┌────────

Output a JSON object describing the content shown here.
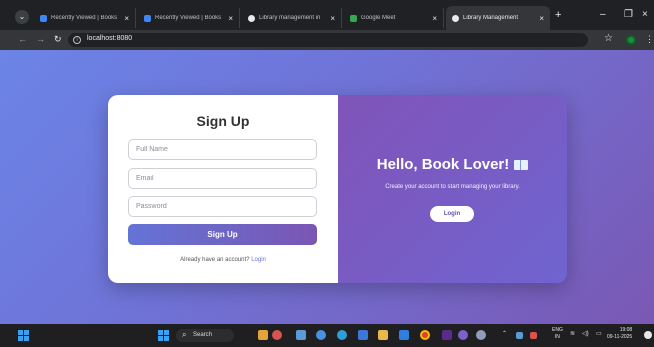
{
  "browser": {
    "tabs": [
      {
        "title": "Recently Viewed | Books",
        "color": "#4285f4"
      },
      {
        "title": "Recently Viewed | Books",
        "color": "#4285f4"
      },
      {
        "title": "Library management in",
        "color": "#e8eaed"
      },
      {
        "title": "Google Meet",
        "color": "#34a853"
      },
      {
        "title": "Library Management",
        "color": "#e8eaed",
        "active": true
      }
    ],
    "url": "localhost:8080"
  },
  "signup": {
    "title": "Sign Up",
    "full_name_placeholder": "Full Name",
    "email_placeholder": "Email",
    "password_placeholder": "Password",
    "submit_label": "Sign Up",
    "have_account_text": "Already have an account?",
    "login_link": "Login"
  },
  "welcome": {
    "heading": "Hello, Book Lover!",
    "tagline": "Create your account to start managing your library.",
    "login_button": "Login"
  },
  "taskbar": {
    "search_label": "Search",
    "lang_line1": "ENG",
    "lang_line2": "IN",
    "time": "19:08",
    "date": "09-11-2025"
  },
  "colors": {
    "page_gradient": [
      "#6b84e6",
      "#7a58b4"
    ],
    "panel_gradient": [
      "#8054b8",
      "#7064d0"
    ],
    "button_gradient": [
      "#6474d6",
      "#7a56b4"
    ]
  }
}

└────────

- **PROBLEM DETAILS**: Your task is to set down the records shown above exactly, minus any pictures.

- **SOLUTION FOR THIS EXERCISE**:
Output a JSON object describing the content shown here.
{
  "browser": {
    "tabs": [
      {
        "title": "Recently Viewed | Books",
        "color": "#4285f4"
      },
      {
        "title": "Recently Viewed | Books",
        "color": "#4285f4"
      },
      {
        "title": "Library management in",
        "color": "#e8eaed"
      },
      {
        "title": "Google Meet",
        "color": "#34a853"
      },
      {
        "title": "Library Management",
        "color": "#e8eaed",
        "active": true
      }
    ],
    "url": "localhost:8080"
  },
  "signup": {
    "title": "Sign Up",
    "full_name_placeholder": "Full Name",
    "email_placeholder": "Email",
    "password_placeholder": "Password",
    "submit_label": "Sign Up",
    "have_account_text": "Already have an account?",
    "login_link": "Login"
  },
  "welcome": {
    "heading": "Hello, Book Lover!",
    "tagline": "Create your account to start managing your library.",
    "login_button": "Login"
  },
  "taskbar": {
    "search_label": "Search",
    "lang_line1": "ENG",
    "lang_line2": "IN",
    "time": "19:08",
    "date": "09-11-2025"
  },
  "colors": {
    "page_gradient": [
      "#6b84e6",
      "#7a58b4"
    ],
    "panel_gradient": [
      "#8054b8",
      "#7064d0"
    ],
    "button_gradient": [
      "#6474d6",
      "#7a56b4"
    ]
  }
}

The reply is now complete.